18. Sajid Rizvi, “Iraq and Soviet Union Sign Contract for Nuclear Plant Study,” United Press International, March 23, 1984.
19. “Alleged Use of Chemical Weapons by Iraq,” The British Broadcasting Corporation, February 16, 1984.
20. Elaine Sciolino, “Report Says Iran Seeks Atomic Arms,” The New York Times, October 31, 1991, p. 7.
21. “[Y]oung people voted for Khatami significantly because they aspired to greater freedom at home and more cooperation with the rest of the world.” R.K. Ramazani, “The Shifting Premise of Iran?s Foreign Policy: Towards a Democratic Peace?,” The Middle East Journal, Vol. 52, No. 2 (Spring 1998).
22. Shah Alam, “The Changing Paradigm of Iranian Foreign Policy Under Khatami,” Strategic Analysis, Vol. XXIV, No. 9 (December 2000).
23. “First Unit of Bushehr Nuclear Power Plant to be Delivered Next Week,” The Tehran Times, November 15, 2001.
24. Anthony Cordesman, “Iran and Nuclear Weapons: A Working Draft,” Center for Strategic and International Studies, February 7, 2000, p. 32.
25. Geoffrey Kemp, “Introduction,” in Iran?s Nuclear Weapons Options: Issues and Analysis, The Nixon Center, January 2001, p. viii.
26. Peter Jones, “Iran?s Threat Perceptions and Arms Control Policies,” The Nonproliferation Review, Vol. VI, No. 1 (Fall 1998), p. 43.
27. Associated Press and Reuters, “Israel and Iran Trade Charges,” The International Herald Tribune, February 6, 2002.
28. Geoffrey Kemp, “Iran?s Nuclear Options,” in Iran?s Nuclear Weapons Options: Issues and Analysis, The Nixon Center, January 2001, p. 11.
29. Michael Eisenstadt also adds “a desire to achieve self-reliance in all areas of national life” to this list.
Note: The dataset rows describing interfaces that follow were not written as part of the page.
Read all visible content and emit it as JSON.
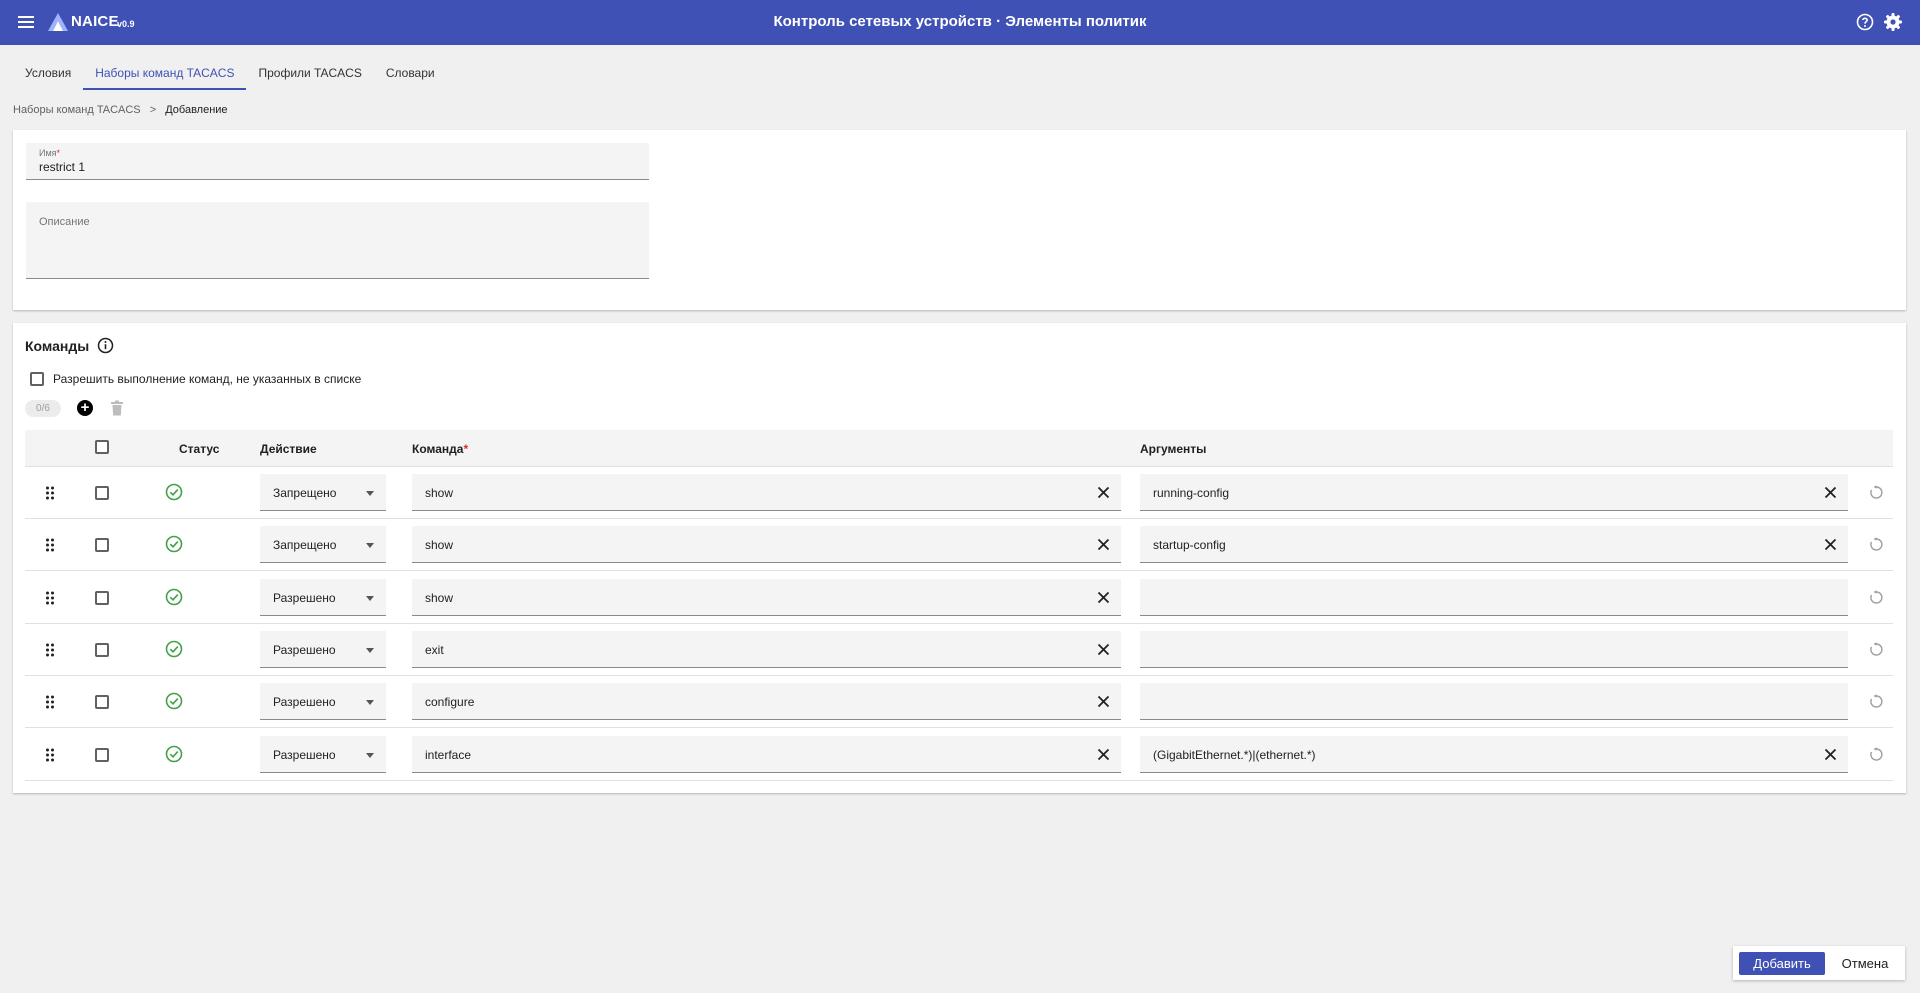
{
  "app": {
    "name": "NAICE",
    "version": "v0.9",
    "title": "Контроль сетевых устройств · Элементы политик"
  },
  "tabs": [
    {
      "label": "Условия",
      "active": false
    },
    {
      "label": "Наборы команд TACACS",
      "active": true
    },
    {
      "label": "Профили TACACS",
      "active": false
    },
    {
      "label": "Словари",
      "active": false
    }
  ],
  "breadcrumb": {
    "parent": "Наборы команд TACACS",
    "separator": ">",
    "current": "Добавление"
  },
  "form": {
    "name": {
      "label": "Имя",
      "required_mark": "*",
      "value": "restrict 1"
    },
    "description": {
      "label": "Описание",
      "value": ""
    }
  },
  "commands": {
    "title": "Команды",
    "allow_unlisted_label": "Разрешить выполнение команд, не указанных в списке",
    "allow_unlisted_checked": false,
    "selection_counter": "0/6",
    "columns": {
      "status": "Статус",
      "action": "Действие",
      "command": "Команда",
      "command_required_mark": "*",
      "arguments": "Аргументы"
    },
    "rows": [
      {
        "status": "ok",
        "action": "Запрещено",
        "command": "show",
        "arguments": "running-config"
      },
      {
        "status": "ok",
        "action": "Запрещено",
        "command": "show",
        "arguments": "startup-config"
      },
      {
        "status": "ok",
        "action": "Разрешено",
        "command": "show",
        "arguments": ""
      },
      {
        "status": "ok",
        "action": "Разрешено",
        "command": "exit",
        "arguments": ""
      },
      {
        "status": "ok",
        "action": "Разрешено",
        "command": "configure",
        "arguments": ""
      },
      {
        "status": "ok",
        "action": "Разрешено",
        "command": "interface",
        "arguments": "(GigabitEthernet.*)|(ethernet.*)"
      }
    ]
  },
  "footer": {
    "submit_label": "Добавить",
    "cancel_label": "Отмена"
  },
  "colors": {
    "primary": "#3f51b5",
    "success": "#43a047",
    "required": "#d32f2f"
  }
}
Although important, self-reliance simply does not deserve the same weight as deterrence, defense, and regional leadership. See Michael Eisenstadt, “Living with a Nuclear Iran?,” Survival, Vol. 41, No. 3 (Autumn 1999), p. 125.
30. Yossi Melman, “Iran?s Lethal Secret: How the Rafsanjani Regime is Closing in on Atomic Weaponry,” The Washington Post, October 18, 1992, p. C5.
31. Segal, “Atomic Ayatollahs: Just What the Mideast Needs?An Iranian Bomb,” p. D1.
32. Joshua Teitelbaum, “The Gulf States and the End of Dual Containment,” Middle East Review of International Affairs, Volume 2, Number 3, September 1998., p. 1-2.
33. Shahram Chubin, “Does Iran Want Nuclear Weapons?,” Survival, Vol. 37, No. 1 (Spring 1995), p. 90.
34. For example, Cottrell and Dougherty overemphasized the importance of the Soviet Union in the Shah?s nuclear planning and missed the threat from regional adversaries in Cottrell and Dougherty, “Iran?s Quest for Security: U.S. Arms Transfers and the Nuclear Option.” Similarly, Chubin claims Iraq is the only threat for which Iran would need a nuclear capability, but completely misses the importance of deterring Israel and the U.S. and of achieving regional hegemony in Shahram Chubin, “Iran?s Strategic Environment and Nuclear Weapons,” in Iran?s Nuclear Weapons Options: Issues and Analysis, The Nixon Center, January 2001, pp. 17-33. Finally, Schake and Yaphe place too much emphasis on Israel with the statement that “Iran uses its need to counter Israeli nuclear capabilities as its primary reason for acquiring a nuclear option,” in Schake and Yaphe, “The Strategic Implications of a Nuclear-Armed Iran,” p. 38.
Chris Quillen is a counterterrorism analyst at Oak Ridge Associated Universities and a former U.S. Army intelligence analyst. He has earned a master?s degree in national security studies from Georgetown University?s School of Foreign Service. He has previously written for Parameters, Studies in Conflict and Terrorism, and Terrorism and Political Violence. email@example.com, firstname.lastname@example.org